And then I grew up. I began to develop a bit of my own leadership brand. And as I started to feel stronger and more confident and more connected in this country, I decided I needed to find a way to meet that retired famous old man in Montreal and thank him for all that earlier inspiration and for having created such a beautiful home for me here. I was so looking forward to telling him all about that scared gay kid from a foreign land who felt so welcome and so perfectly absorbed by this gorgeous society.
Alas it wasn't meant to happen -- Pierre Trudeau died before I could figure out my path to him. On the day he died, 12 years ago this week, I sat down and wrote him a letter, titled "Au revoir dear teacher and friend I never met." It was a spontaneous and cathartic act and it just felt good to do it. But some years later that letter found its way to Justin Trudeau's inbox -- and we've been friends ever since.
This past week my friend Justin declared his ambition to become the leader for change in our country. Everyone seemed to be paying attention, all of a sudden. Millions of fascinated viewers and thousands of perspectives and questions: Is he ready? Does he have enough experience? Is it just the name? Is he too unconventional? Does he have real answers? Lots of debate, plenty of passion, incredible feeding frenzy by the media.
Justin is exactly what our country needs right now. For too long we've been starved for inspiration, for passion, for real engagement in the business of our beautiful nation. The last time we really cared, really paid attention and argued with each other about the good of our country was a long, long 25 years ago, when Brian Mulroney was negotiating the free trade deal!
Ever since those days of national passion we've been on a slow and steady decline towards complete apathy. Half of us don't bother to vote. Young people don't care if they ever vote. We've allowed slogans and one-liners to polarize us into a simplistic and superficial mix of government-haters and government-needers. We no longer expect to debate (and many of us wouldn't even understand) anything as complicated as a vision for our collective future as a nation -- and we seem perfectly satisfied with competent day-to-day management and very simply comprehensible promises. We have so tuned out as a nation -- and we really need to hit the "reset" button.
Justin may not have the most conventional politician's resume and may owe some of his early momentum to his family name -- but he has this amazing ability to captivate us, energize us, excite us, ignite anger in some of us and inspire our kids. He is authentic. He magnetizes. And he's got the passion, the energy, the stamina and the determination -- I was at that silly boxing match six months ago and just marvelled at all the symbolism.

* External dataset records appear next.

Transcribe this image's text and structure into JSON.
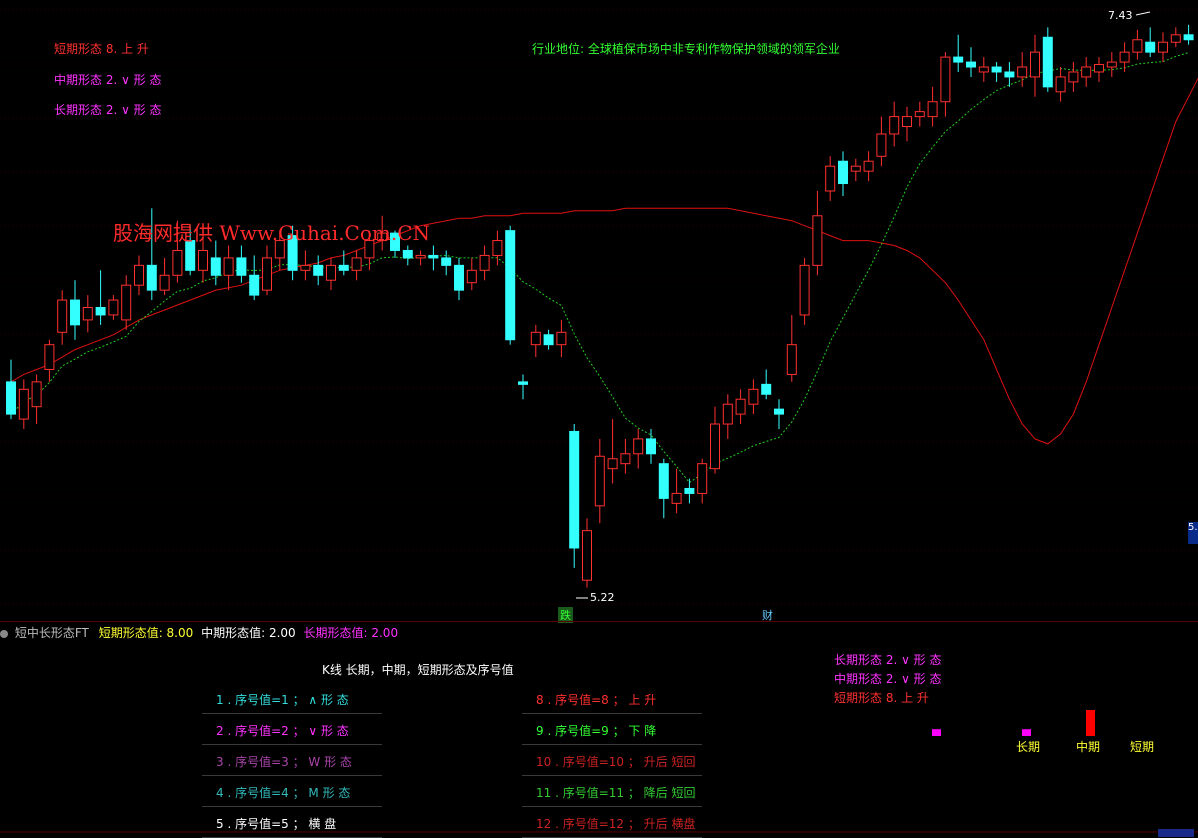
{
  "main_panel": {
    "short_form_label": "短期形态  8. 上 升",
    "mid_form_label": "中期形态 2. ∨ 形 态",
    "long_form_label": "长期形态 2. ∨ 形 态",
    "industry_note": "行业地位: 全球植保市场中非专利作物保护领域的领军企业",
    "watermark": "股海网提供 Www.Guhai.Com.CN",
    "high_marker": "7.43",
    "low_marker": "5.22",
    "event_die": "跌",
    "event_cai": "财",
    "right_axis_tag": "5."
  },
  "sub_panel": {
    "indicator_name": "短中长形态FT",
    "short_value_label": "短期形态值: 8.00",
    "mid_value_label": "中期形态值: 2.00",
    "long_value_label": "长期形态值: 2.00",
    "table_title": "K线 长期，中期，短期形态及序号值",
    "left_items": [
      {
        "text": "1 . 序号值=1 ； ∧ 形 态",
        "color": "#33dddd"
      },
      {
        "text": "2 . 序号值=2 ； ∨ 形 态",
        "color": "#ff33ff"
      },
      {
        "text": "3 . 序号值=3 ； W 形 态",
        "color": "#aa44aa"
      },
      {
        "text": "4 . 序号值=4 ； M 形 态",
        "color": "#33bbbb"
      },
      {
        "text": "5 . 序号值=5 ；  横 盘",
        "color": "#ffffff"
      }
    ],
    "right_items": [
      {
        "text": "8 . 序号值=8 ； 上 升",
        "color": "#ff3030"
      },
      {
        "text": "9 . 序号值=9 ； 下 降",
        "color": "#33ff33"
      },
      {
        "text": "10 . 序号值=10 ； 升后 短回",
        "color": "#cc2222"
      },
      {
        "text": "11 . 序号值=11 ； 降后 短回",
        "color": "#33cc33"
      },
      {
        "text": "12 . 序号值=12 ； 升后 横盘",
        "color": "#cc2222"
      }
    ],
    "summary_long": "长期形态 2. ∨ 形 态",
    "summary_mid": "中期形态 2. ∨ 形 态",
    "summary_short": "短期形态  8. 上 升",
    "bar_labels": [
      "长期",
      "中期",
      "短期"
    ],
    "bar_values": [
      2,
      2,
      8
    ]
  },
  "chart_data": {
    "type": "candlestick",
    "colors": {
      "up": "#ff3030",
      "down": "#33ffff",
      "ma_long": "#dd1111",
      "ma_mid": "#22cc22"
    },
    "candles": [
      {
        "o": 6.05,
        "c": 5.92,
        "h": 6.14,
        "l": 5.9
      },
      {
        "o": 5.9,
        "c": 6.02,
        "h": 6.06,
        "l": 5.86
      },
      {
        "o": 5.95,
        "c": 6.05,
        "h": 6.08,
        "l": 5.88
      },
      {
        "o": 6.1,
        "c": 6.2,
        "h": 6.22,
        "l": 6.05
      },
      {
        "o": 6.25,
        "c": 6.38,
        "h": 6.42,
        "l": 6.2
      },
      {
        "o": 6.38,
        "c": 6.28,
        "h": 6.46,
        "l": 6.22
      },
      {
        "o": 6.3,
        "c": 6.35,
        "h": 6.4,
        "l": 6.25
      },
      {
        "o": 6.35,
        "c": 6.32,
        "h": 6.5,
        "l": 6.28
      },
      {
        "o": 6.32,
        "c": 6.38,
        "h": 6.4,
        "l": 6.3
      },
      {
        "o": 6.3,
        "c": 6.44,
        "h": 6.48,
        "l": 6.26
      },
      {
        "o": 6.44,
        "c": 6.52,
        "h": 6.56,
        "l": 6.4
      },
      {
        "o": 6.52,
        "c": 6.42,
        "h": 6.75,
        "l": 6.38
      },
      {
        "o": 6.42,
        "c": 6.48,
        "h": 6.55,
        "l": 6.4
      },
      {
        "o": 6.48,
        "c": 6.58,
        "h": 6.7,
        "l": 6.45
      },
      {
        "o": 6.62,
        "c": 6.5,
        "h": 6.68,
        "l": 6.48
      },
      {
        "o": 6.5,
        "c": 6.58,
        "h": 6.66,
        "l": 6.45
      },
      {
        "o": 6.55,
        "c": 6.48,
        "h": 6.62,
        "l": 6.44
      },
      {
        "o": 6.48,
        "c": 6.55,
        "h": 6.6,
        "l": 6.42
      },
      {
        "o": 6.55,
        "c": 6.48,
        "h": 6.6,
        "l": 6.45
      },
      {
        "o": 6.48,
        "c": 6.4,
        "h": 6.56,
        "l": 6.38
      },
      {
        "o": 6.42,
        "c": 6.55,
        "h": 6.6,
        "l": 6.4
      },
      {
        "o": 6.55,
        "c": 6.62,
        "h": 6.66,
        "l": 6.5
      },
      {
        "o": 6.64,
        "c": 6.5,
        "h": 6.68,
        "l": 6.46
      },
      {
        "o": 6.5,
        "c": 6.52,
        "h": 6.58,
        "l": 6.46
      },
      {
        "o": 6.52,
        "c": 6.48,
        "h": 6.56,
        "l": 6.44
      },
      {
        "o": 6.46,
        "c": 6.52,
        "h": 6.55,
        "l": 6.42
      },
      {
        "o": 6.52,
        "c": 6.5,
        "h": 6.58,
        "l": 6.48
      },
      {
        "o": 6.5,
        "c": 6.55,
        "h": 6.58,
        "l": 6.46
      },
      {
        "o": 6.55,
        "c": 6.62,
        "h": 6.66,
        "l": 6.5
      },
      {
        "o": 6.62,
        "c": 6.65,
        "h": 6.72,
        "l": 6.58
      },
      {
        "o": 6.65,
        "c": 6.58,
        "h": 6.66,
        "l": 6.55
      },
      {
        "o": 6.58,
        "c": 6.55,
        "h": 6.6,
        "l": 6.52
      },
      {
        "o": 6.55,
        "c": 6.56,
        "h": 6.58,
        "l": 6.52
      },
      {
        "o": 6.56,
        "c": 6.55,
        "h": 6.6,
        "l": 6.5
      },
      {
        "o": 6.55,
        "c": 6.52,
        "h": 6.58,
        "l": 6.48
      },
      {
        "o": 6.52,
        "c": 6.42,
        "h": 6.55,
        "l": 6.38
      },
      {
        "o": 6.45,
        "c": 6.5,
        "h": 6.55,
        "l": 6.42
      },
      {
        "o": 6.5,
        "c": 6.56,
        "h": 6.6,
        "l": 6.46
      },
      {
        "o": 6.56,
        "c": 6.62,
        "h": 6.66,
        "l": 6.52
      },
      {
        "o": 6.66,
        "c": 6.22,
        "h": 6.68,
        "l": 6.2
      },
      {
        "o": 6.05,
        "c": 6.04,
        "h": 6.08,
        "l": 5.98
      },
      {
        "o": 6.2,
        "c": 6.25,
        "h": 6.28,
        "l": 6.15
      },
      {
        "o": 6.24,
        "c": 6.2,
        "h": 6.26,
        "l": 6.18
      },
      {
        "o": 6.2,
        "c": 6.25,
        "h": 6.3,
        "l": 6.15
      },
      {
        "o": 5.85,
        "c": 5.38,
        "h": 5.88,
        "l": 5.3
      },
      {
        "o": 5.25,
        "c": 5.45,
        "h": 5.5,
        "l": 5.22
      },
      {
        "o": 5.55,
        "c": 5.75,
        "h": 5.82,
        "l": 5.48
      },
      {
        "o": 5.7,
        "c": 5.74,
        "h": 5.9,
        "l": 5.64
      },
      {
        "o": 5.72,
        "c": 5.76,
        "h": 5.82,
        "l": 5.68
      },
      {
        "o": 5.76,
        "c": 5.82,
        "h": 5.86,
        "l": 5.7
      },
      {
        "o": 5.82,
        "c": 5.76,
        "h": 5.86,
        "l": 5.72
      },
      {
        "o": 5.72,
        "c": 5.58,
        "h": 5.74,
        "l": 5.5
      },
      {
        "o": 5.56,
        "c": 5.6,
        "h": 5.7,
        "l": 5.52
      },
      {
        "o": 5.62,
        "c": 5.6,
        "h": 5.66,
        "l": 5.56
      },
      {
        "o": 5.6,
        "c": 5.72,
        "h": 5.74,
        "l": 5.56
      },
      {
        "o": 5.7,
        "c": 5.88,
        "h": 5.95,
        "l": 5.68
      },
      {
        "o": 5.88,
        "c": 5.96,
        "h": 6.0,
        "l": 5.82
      },
      {
        "o": 5.92,
        "c": 5.98,
        "h": 6.02,
        "l": 5.88
      },
      {
        "o": 5.96,
        "c": 6.02,
        "h": 6.06,
        "l": 5.92
      },
      {
        "o": 6.04,
        "c": 6.0,
        "h": 6.1,
        "l": 5.98
      },
      {
        "o": 5.94,
        "c": 5.92,
        "h": 5.98,
        "l": 5.86
      },
      {
        "o": 6.08,
        "c": 6.2,
        "h": 6.32,
        "l": 6.05
      },
      {
        "o": 6.32,
        "c": 6.52,
        "h": 6.55,
        "l": 6.28
      },
      {
        "o": 6.52,
        "c": 6.72,
        "h": 6.82,
        "l": 6.48
      },
      {
        "o": 6.82,
        "c": 6.92,
        "h": 6.96,
        "l": 6.78
      },
      {
        "o": 6.94,
        "c": 6.85,
        "h": 6.98,
        "l": 6.8
      },
      {
        "o": 6.9,
        "c": 6.92,
        "h": 6.95,
        "l": 6.86
      },
      {
        "o": 6.9,
        "c": 6.94,
        "h": 6.98,
        "l": 6.86
      },
      {
        "o": 6.96,
        "c": 7.05,
        "h": 7.12,
        "l": 6.92
      },
      {
        "o": 7.05,
        "c": 7.12,
        "h": 7.18,
        "l": 7.0
      },
      {
        "o": 7.08,
        "c": 7.12,
        "h": 7.16,
        "l": 7.02
      },
      {
        "o": 7.12,
        "c": 7.14,
        "h": 7.18,
        "l": 7.08
      },
      {
        "o": 7.12,
        "c": 7.18,
        "h": 7.24,
        "l": 7.08
      },
      {
        "o": 7.18,
        "c": 7.36,
        "h": 7.38,
        "l": 7.12
      },
      {
        "o": 7.36,
        "c": 7.34,
        "h": 7.45,
        "l": 7.3
      },
      {
        "o": 7.34,
        "c": 7.32,
        "h": 7.4,
        "l": 7.28
      },
      {
        "o": 7.3,
        "c": 7.32,
        "h": 7.36,
        "l": 7.26
      },
      {
        "o": 7.32,
        "c": 7.3,
        "h": 7.34,
        "l": 7.26
      },
      {
        "o": 7.3,
        "c": 7.28,
        "h": 7.34,
        "l": 7.24
      },
      {
        "o": 7.28,
        "c": 7.32,
        "h": 7.38,
        "l": 7.24
      },
      {
        "o": 7.28,
        "c": 7.38,
        "h": 7.45,
        "l": 7.2
      },
      {
        "o": 7.44,
        "c": 7.24,
        "h": 7.48,
        "l": 7.22
      },
      {
        "o": 7.22,
        "c": 7.28,
        "h": 7.32,
        "l": 7.18
      },
      {
        "o": 7.26,
        "c": 7.3,
        "h": 7.34,
        "l": 7.22
      },
      {
        "o": 7.28,
        "c": 7.32,
        "h": 7.36,
        "l": 7.24
      },
      {
        "o": 7.3,
        "c": 7.33,
        "h": 7.36,
        "l": 7.26
      },
      {
        "o": 7.32,
        "c": 7.34,
        "h": 7.38,
        "l": 7.28
      },
      {
        "o": 7.34,
        "c": 7.38,
        "h": 7.42,
        "l": 7.3
      },
      {
        "o": 7.38,
        "c": 7.43,
        "h": 7.47,
        "l": 7.35
      },
      {
        "o": 7.42,
        "c": 7.38,
        "h": 7.48,
        "l": 7.36
      },
      {
        "o": 7.38,
        "c": 7.42,
        "h": 7.46,
        "l": 7.34
      },
      {
        "o": 7.42,
        "c": 7.45,
        "h": 7.48,
        "l": 7.4
      },
      {
        "o": 7.45,
        "c": 7.43,
        "h": 7.49,
        "l": 7.41
      }
    ],
    "ma_long": [
      6.05,
      6.08,
      6.1,
      6.12,
      6.15,
      6.18,
      6.2,
      6.22,
      6.24,
      6.27,
      6.3,
      6.32,
      6.34,
      6.36,
      6.38,
      6.4,
      6.42,
      6.43,
      6.44,
      6.46,
      6.48,
      6.5,
      6.51,
      6.52,
      6.53,
      6.55,
      6.56,
      6.58,
      6.6,
      6.62,
      6.64,
      6.66,
      6.68,
      6.69,
      6.7,
      6.71,
      6.71,
      6.72,
      6.72,
      6.72,
      6.73,
      6.73,
      6.73,
      6.73,
      6.74,
      6.74,
      6.74,
      6.74,
      6.75,
      6.75,
      6.75,
      6.75,
      6.75,
      6.75,
      6.75,
      6.75,
      6.75,
      6.74,
      6.73,
      6.72,
      6.71,
      6.7,
      6.68,
      6.66,
      6.64,
      6.62,
      6.62,
      6.62,
      6.61,
      6.6,
      6.58,
      6.55,
      6.5,
      6.45,
      6.38,
      6.3,
      6.22,
      6.1,
      5.98,
      5.88,
      5.82,
      5.8,
      5.84,
      5.92,
      6.05,
      6.2,
      6.35,
      6.5,
      6.65,
      6.8,
      6.95,
      7.1,
      7.2,
      7.3
    ]
  }
}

We need someone to wake us up from our comfortable, apathetic slumber. We need to be thinking and debating about our future and our place in the world again. We need to be back on that world map, inspiring and magnetizing our future fellow citizens from far away places again.
Justin is already showing us the way to that "reset" button for our democracy. And if he doesn't have all the answers for us right now, he'll eventually surround himself with people who do -- because magnetic leaders like him are incredibly good at drawing the best minds to their circle.
As Brian Mulroney very wisely said a few days ago, the apple doesn't fall far from the tree. I think our beautiful nation is about to be energized again.
Follow Andreas Souvaliotis on Twitter: www.twitter.com/souvaliotis